---------- Task data

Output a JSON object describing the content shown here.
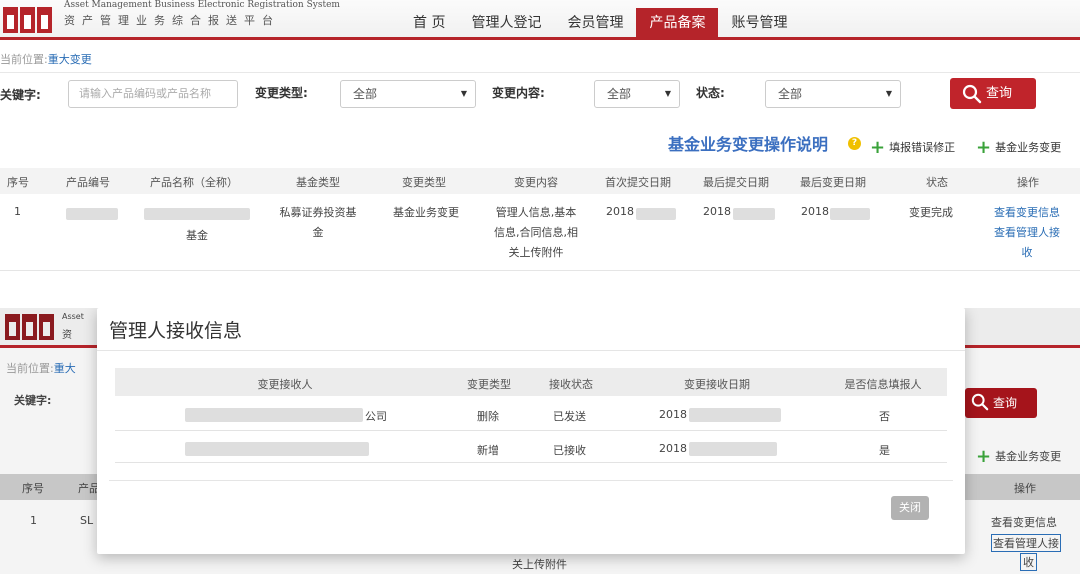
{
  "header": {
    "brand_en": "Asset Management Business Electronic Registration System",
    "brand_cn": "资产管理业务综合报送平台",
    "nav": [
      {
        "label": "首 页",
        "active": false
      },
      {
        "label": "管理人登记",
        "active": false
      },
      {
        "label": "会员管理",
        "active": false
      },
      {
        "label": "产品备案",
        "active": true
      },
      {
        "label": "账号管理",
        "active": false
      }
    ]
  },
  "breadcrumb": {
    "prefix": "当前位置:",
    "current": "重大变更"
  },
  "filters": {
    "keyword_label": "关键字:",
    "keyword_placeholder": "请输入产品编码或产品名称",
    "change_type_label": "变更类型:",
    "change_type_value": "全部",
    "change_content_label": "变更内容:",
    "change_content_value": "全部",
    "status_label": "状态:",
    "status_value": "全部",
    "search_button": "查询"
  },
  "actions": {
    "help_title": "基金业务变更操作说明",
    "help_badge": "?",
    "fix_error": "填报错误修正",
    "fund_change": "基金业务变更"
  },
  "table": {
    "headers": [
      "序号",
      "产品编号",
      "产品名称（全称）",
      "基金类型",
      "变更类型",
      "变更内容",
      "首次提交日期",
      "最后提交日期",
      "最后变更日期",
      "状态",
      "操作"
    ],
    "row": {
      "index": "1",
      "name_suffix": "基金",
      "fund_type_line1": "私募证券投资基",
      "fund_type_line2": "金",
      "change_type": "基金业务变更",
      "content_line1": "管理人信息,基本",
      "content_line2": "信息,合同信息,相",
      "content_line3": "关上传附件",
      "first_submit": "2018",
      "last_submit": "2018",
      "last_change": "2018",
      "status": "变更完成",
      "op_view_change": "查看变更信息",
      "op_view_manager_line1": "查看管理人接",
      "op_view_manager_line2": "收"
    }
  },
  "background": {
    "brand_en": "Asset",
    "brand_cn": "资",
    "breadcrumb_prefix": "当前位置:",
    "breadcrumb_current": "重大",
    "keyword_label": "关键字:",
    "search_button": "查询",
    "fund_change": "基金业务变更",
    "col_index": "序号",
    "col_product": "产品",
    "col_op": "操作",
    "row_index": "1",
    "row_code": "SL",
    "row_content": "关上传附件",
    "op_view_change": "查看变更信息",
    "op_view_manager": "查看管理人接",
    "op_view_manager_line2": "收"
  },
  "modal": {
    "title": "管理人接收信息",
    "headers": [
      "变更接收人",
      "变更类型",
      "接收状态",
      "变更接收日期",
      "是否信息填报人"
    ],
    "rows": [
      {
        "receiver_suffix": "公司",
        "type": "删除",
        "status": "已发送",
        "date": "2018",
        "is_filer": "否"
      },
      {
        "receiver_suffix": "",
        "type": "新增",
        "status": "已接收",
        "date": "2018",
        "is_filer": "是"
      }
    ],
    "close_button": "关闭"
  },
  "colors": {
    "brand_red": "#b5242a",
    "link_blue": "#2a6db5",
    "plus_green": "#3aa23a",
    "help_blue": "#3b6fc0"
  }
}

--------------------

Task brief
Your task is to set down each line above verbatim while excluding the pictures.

Answer to this task
Output a JSON object describing the content shown here.
{
  "header": {
    "brand_en": "Asset Management Business Electronic Registration System",
    "brand_cn": "资产管理业务综合报送平台",
    "nav": [
      {
        "label": "首 页",
        "active": false
      },
      {
        "label": "管理人登记",
        "active": false
      },
      {
        "label": "会员管理",
        "active": false
      },
      {
        "label": "产品备案",
        "active": true
      },
      {
        "label": "账号管理",
        "active": false
      }
    ]
  },
  "breadcrumb": {
    "prefix": "当前位置:",
    "current": "重大变更"
  },
  "filters": {
    "keyword_label": "关键字:",
    "keyword_placeholder": "请输入产品编码或产品名称",
    "change_type_label": "变更类型:",
    "change_type_value": "全部",
    "change_content_label": "变更内容:",
    "change_content_value": "全部",
    "status_label": "状态:",
    "status_value": "全部",
    "search_button": "查询"
  },
  "actions": {
    "help_title": "基金业务变更操作说明",
    "help_badge": "?",
    "fix_error": "填报错误修正",
    "fund_change": "基金业务变更"
  },
  "table": {
    "headers": [
      "序号",
      "产品编号",
      "产品名称（全称）",
      "基金类型",
      "变更类型",
      "变更内容",
      "首次提交日期",
      "最后提交日期",
      "最后变更日期",
      "状态",
      "操作"
    ],
    "row": {
      "index": "1",
      "name_suffix": "基金",
      "fund_type_line1": "私募证券投资基",
      "fund_type_line2": "金",
      "change_type": "基金业务变更",
      "content_line1": "管理人信息,基本",
      "content_line2": "信息,合同信息,相",
      "content_line3": "关上传附件",
      "first_submit": "2018",
      "last_submit": "2018",
      "last_change": "2018",
      "status": "变更完成",
      "op_view_change": "查看变更信息",
      "op_view_manager_line1": "查看管理人接",
      "op_view_manager_line2": "收"
    }
  },
  "background": {
    "brand_en": "Asset",
    "brand_cn": "资",
    "breadcrumb_prefix": "当前位置:",
    "breadcrumb_current": "重大",
    "keyword_label": "关键字:",
    "search_button": "查询",
    "fund_change": "基金业务变更",
    "col_index": "序号",
    "col_product": "产品",
    "col_op": "操作",
    "row_index": "1",
    "row_code": "SL",
    "row_content": "关上传附件",
    "op_view_change": "查看变更信息",
    "op_view_manager": "查看管理人接",
    "op_view_manager_line2": "收"
  },
  "modal": {
    "title": "管理人接收信息",
    "headers": [
      "变更接收人",
      "变更类型",
      "接收状态",
      "变更接收日期",
      "是否信息填报人"
    ],
    "rows": [
      {
        "receiver_suffix": "公司",
        "type": "删除",
        "status": "已发送",
        "date": "2018",
        "is_filer": "否"
      },
      {
        "receiver_suffix": "",
        "type": "新增",
        "status": "已接收",
        "date": "2018",
        "is_filer": "是"
      }
    ],
    "close_button": "关闭"
  },
  "colors": {
    "brand_red": "#b5242a",
    "link_blue": "#2a6db5",
    "plus_green": "#3aa23a",
    "help_blue": "#3b6fc0"
  }
}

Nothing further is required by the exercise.